For weeks, the toilet paper shelves at most grocery stores and supermarkets have remained empty. As such, even here at MEL, we’ve suggested using not-even-remotely-adjacent toilet paper alternatives to help mitigate the great toilet paper shortage. Rocks, grass, snow and tree branches are but some of the suggestions Cody Lundin, a primitive and urban survival expert, recommended in his book, When All Hell Breaks Loose, per my colleague Magdalene Taylor’s report. “Rocks are a favorite of mine as there seems to be a shape and size for every orifice, but watch out for the sharp parts,” Lundin wrote. “Note: If it’s too hot to pick up, it’s too hot to wipe with. Watch for critters such as scorpions or fire ants in the Southwest.”
Yes, this is what it’s come to: wiping our asses on lukewarm pebbles. Sadly, such a level of desperation applies to nearly all walks of life during the coronavirus pandemic. Restaurants throughout the country, whose livelihoods are mostly on pause as everyone attempts to keep their social distance, are trying their best to do what they can and sell what they can to keep their staff employed and their doors open. And now, that includes the near-mythical roll of toilet paper.
In L.A., Chef Wes Avila’s taco-truck-turned-brick-and-mortar-restaurant, Guerilla Tacos, is offering “emergency taco kits” for $155 that include, along with approximately 60 ready-to-eat tacos — half roasted chicken and half carne asada — one roll of toilet paper to help persuade customers to order takeout. And while that only equates to roughly 16 sheets per taco, in fairness, they were originally hoping to be able to offer people a lot more: Their “emergency taco kit” on March 17th — the first day the kits were offered — included the same package of goods but with four rolls of toilet paper. “But we had to scale it back because we were running out too quickly,” a volunteer helping out her friend, the owner of the restaurant, tells me. “The restaurant buys in bulk and there are three bathrooms, so we had a backstock of toilet paper and we’re clearing out what we can.”
The same volunteer explains that the restaurant began promoting its “emergency taco kit” via their various social media channels. “We have a decent following [56,000 followers on Instagram] and it’s the first banner you see when you log on,” she tells me.

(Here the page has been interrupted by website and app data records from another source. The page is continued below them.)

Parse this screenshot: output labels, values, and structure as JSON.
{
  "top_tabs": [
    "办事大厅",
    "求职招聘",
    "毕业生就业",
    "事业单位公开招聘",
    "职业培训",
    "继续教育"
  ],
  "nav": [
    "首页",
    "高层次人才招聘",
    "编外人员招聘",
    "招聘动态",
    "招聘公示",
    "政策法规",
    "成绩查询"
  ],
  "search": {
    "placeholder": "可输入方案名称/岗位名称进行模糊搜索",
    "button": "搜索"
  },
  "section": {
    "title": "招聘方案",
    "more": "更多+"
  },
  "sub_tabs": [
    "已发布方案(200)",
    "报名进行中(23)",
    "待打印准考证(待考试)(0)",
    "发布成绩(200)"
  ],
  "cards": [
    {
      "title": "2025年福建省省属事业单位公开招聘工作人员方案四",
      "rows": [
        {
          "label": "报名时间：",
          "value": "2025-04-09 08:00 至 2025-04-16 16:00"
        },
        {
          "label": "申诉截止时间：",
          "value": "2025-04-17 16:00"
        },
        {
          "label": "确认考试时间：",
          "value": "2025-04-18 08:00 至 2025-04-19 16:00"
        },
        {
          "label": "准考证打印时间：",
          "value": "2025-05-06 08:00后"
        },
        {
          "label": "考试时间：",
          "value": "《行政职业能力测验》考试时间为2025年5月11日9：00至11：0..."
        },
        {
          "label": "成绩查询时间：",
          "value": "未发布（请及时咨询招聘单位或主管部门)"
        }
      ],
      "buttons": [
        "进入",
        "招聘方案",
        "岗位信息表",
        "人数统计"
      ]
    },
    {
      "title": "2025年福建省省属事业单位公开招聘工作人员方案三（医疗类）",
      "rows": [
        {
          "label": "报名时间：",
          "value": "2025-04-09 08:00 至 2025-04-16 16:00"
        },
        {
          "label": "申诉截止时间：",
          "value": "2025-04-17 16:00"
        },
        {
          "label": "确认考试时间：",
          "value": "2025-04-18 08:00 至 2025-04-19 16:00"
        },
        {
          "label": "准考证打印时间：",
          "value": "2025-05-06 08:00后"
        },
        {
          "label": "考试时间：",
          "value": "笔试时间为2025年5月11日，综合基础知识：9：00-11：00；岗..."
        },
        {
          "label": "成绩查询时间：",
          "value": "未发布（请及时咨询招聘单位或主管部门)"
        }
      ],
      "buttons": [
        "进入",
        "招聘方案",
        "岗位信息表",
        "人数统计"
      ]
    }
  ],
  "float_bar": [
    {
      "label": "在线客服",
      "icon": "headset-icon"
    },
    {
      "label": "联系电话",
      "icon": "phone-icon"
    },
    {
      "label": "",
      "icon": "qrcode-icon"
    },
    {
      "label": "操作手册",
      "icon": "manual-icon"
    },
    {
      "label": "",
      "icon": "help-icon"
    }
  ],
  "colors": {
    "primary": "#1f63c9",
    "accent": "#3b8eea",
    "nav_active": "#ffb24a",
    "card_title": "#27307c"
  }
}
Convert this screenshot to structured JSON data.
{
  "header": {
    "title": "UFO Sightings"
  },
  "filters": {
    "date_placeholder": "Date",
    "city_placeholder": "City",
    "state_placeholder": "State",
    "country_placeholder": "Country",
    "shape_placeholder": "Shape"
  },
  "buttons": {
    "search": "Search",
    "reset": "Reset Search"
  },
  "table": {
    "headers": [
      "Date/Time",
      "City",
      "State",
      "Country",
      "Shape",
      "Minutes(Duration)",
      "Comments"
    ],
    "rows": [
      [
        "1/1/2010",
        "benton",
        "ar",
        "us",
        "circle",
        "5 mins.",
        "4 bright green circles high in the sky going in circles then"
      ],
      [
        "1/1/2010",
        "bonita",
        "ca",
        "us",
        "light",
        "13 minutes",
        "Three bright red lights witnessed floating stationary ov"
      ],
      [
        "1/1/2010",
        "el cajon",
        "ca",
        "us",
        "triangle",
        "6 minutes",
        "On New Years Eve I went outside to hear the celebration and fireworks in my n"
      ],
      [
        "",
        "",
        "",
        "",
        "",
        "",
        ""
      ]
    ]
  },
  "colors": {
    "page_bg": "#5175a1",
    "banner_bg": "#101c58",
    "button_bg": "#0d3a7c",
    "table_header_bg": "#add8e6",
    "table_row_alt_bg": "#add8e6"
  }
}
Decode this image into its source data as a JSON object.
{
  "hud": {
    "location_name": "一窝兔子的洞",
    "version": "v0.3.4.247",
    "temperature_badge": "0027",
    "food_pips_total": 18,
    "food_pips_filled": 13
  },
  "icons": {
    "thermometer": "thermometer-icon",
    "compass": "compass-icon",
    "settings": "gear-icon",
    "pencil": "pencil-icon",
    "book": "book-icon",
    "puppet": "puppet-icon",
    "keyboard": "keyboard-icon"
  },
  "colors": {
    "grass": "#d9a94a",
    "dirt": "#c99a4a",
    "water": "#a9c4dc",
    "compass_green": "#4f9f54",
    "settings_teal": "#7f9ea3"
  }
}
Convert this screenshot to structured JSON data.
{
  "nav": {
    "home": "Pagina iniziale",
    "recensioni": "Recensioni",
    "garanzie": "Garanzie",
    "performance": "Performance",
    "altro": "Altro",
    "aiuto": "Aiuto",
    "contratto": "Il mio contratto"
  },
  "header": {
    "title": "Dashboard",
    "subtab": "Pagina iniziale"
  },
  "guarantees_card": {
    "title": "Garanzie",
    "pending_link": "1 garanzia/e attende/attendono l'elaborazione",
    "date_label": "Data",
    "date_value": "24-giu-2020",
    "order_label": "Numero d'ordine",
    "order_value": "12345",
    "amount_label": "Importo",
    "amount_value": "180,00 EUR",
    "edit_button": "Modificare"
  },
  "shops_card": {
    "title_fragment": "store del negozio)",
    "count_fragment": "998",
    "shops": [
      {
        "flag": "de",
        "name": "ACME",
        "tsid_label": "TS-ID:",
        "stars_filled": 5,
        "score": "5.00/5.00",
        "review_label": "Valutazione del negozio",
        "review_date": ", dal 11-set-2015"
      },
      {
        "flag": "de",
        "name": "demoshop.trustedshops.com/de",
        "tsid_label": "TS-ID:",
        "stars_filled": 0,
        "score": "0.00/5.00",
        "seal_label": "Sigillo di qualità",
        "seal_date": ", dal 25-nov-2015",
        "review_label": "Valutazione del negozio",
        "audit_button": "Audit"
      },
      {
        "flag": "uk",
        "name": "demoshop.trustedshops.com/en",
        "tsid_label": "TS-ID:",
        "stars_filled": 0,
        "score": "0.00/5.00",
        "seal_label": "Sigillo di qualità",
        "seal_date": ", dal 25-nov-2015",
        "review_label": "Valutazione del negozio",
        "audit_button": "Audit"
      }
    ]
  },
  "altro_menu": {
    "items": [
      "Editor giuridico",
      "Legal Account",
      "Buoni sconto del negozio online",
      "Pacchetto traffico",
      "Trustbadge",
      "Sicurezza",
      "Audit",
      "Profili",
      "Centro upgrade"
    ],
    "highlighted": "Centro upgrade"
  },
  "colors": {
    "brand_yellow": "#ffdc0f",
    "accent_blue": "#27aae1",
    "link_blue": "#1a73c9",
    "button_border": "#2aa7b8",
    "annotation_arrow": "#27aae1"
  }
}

Stephen Sakulsky, the general manager of Osteria La Buca, an upscale Italian restaurant in L.A., tells me that they, too, had a backstock of toilet paper and are selling it in packs of two for $4 on their newly established online marketplace. In addition to toilet paper, they’re also selling other essential groceries like beer, pasta, tomatoes, milk, eggs, and of course, prosciutto, in order to stave off having to close down their business completely.
But it’s not just restaurants in L.A. that have had to pivot their business models to adapt to these unprecedented times of enforced social isolation. All over the country, restaurant owners are looking into their stockrooms to sell what they can to keep their business from drowning. At DeSarno’s, a restaurant in Charlotte, meal deals also include a roll of toilet paper. “The meals feed 2-3 people and include a side and bread — along with a roll of toilet paper — for $19.95,” reports the Charlotte Observer. Per the same report, Paper Plane Deli & Market — a newly opened deli in Charlotte — took it one step further and is “giving out free toilet paper to anyone who needs it — as long as its supply lasts.”
There are other restaurant owners — those lucky enough not to have to siphon from their backstock of toilet paper — giving out rolls of toilet paper free of charge, too. Barry Parker, the owner of Classic Burger in West Springfield, Massachusetts, told Western Mass News that it wasn’t long after he noticed the toilet paper shortage that he realized he had distributors “at his fingertips and could order extra rolls and start giving them away.” “We used three different distributors that ended up getting a quantity of toilet paper that we could give out,” he told the paper. “So I’m hoping other people really need it; you know, if somebody comes out and says, ‘I’m out of toilet paper,’ I’m gonna give you a roll of toilet paper. You don’t need to buy $12 worth of food there.”
There is nothing that prevents restaurants from giving away toilet paper with their food. “It’s the same as putting napkins in your to-go order,” the volunteer at Guerilla Tacos says. And as far as selling a few rolls of toilet paper from your online restaurant marketplace, well, there’s nothing in the law that says you can’t do that either, as long as you’re not charging exorbitant prices for it. “It’s illegal in California to sell essential goods and services at excessive and unjustified prices during a declared emergency,” reports KPTV in its article about eight people who were arrested in California for reselling toilet paper at ridiculous prices. “Violators can face up to a year in jail and a fine up to $10,000.”
Again, though, these restaurants aren’t trying to price gouge customers who, in some cases, have become so desperate for toilet paper that they’ve had to use old T-shirts to wipe. Quite the contrary — they’re just finding innovative ways to keep the lights on. And if that means selling a roll of toilet paper from the stockroom to convince people to take a chance on their tacos, pizza, pasta or latest signature dish, well, then that’s what they’ll do.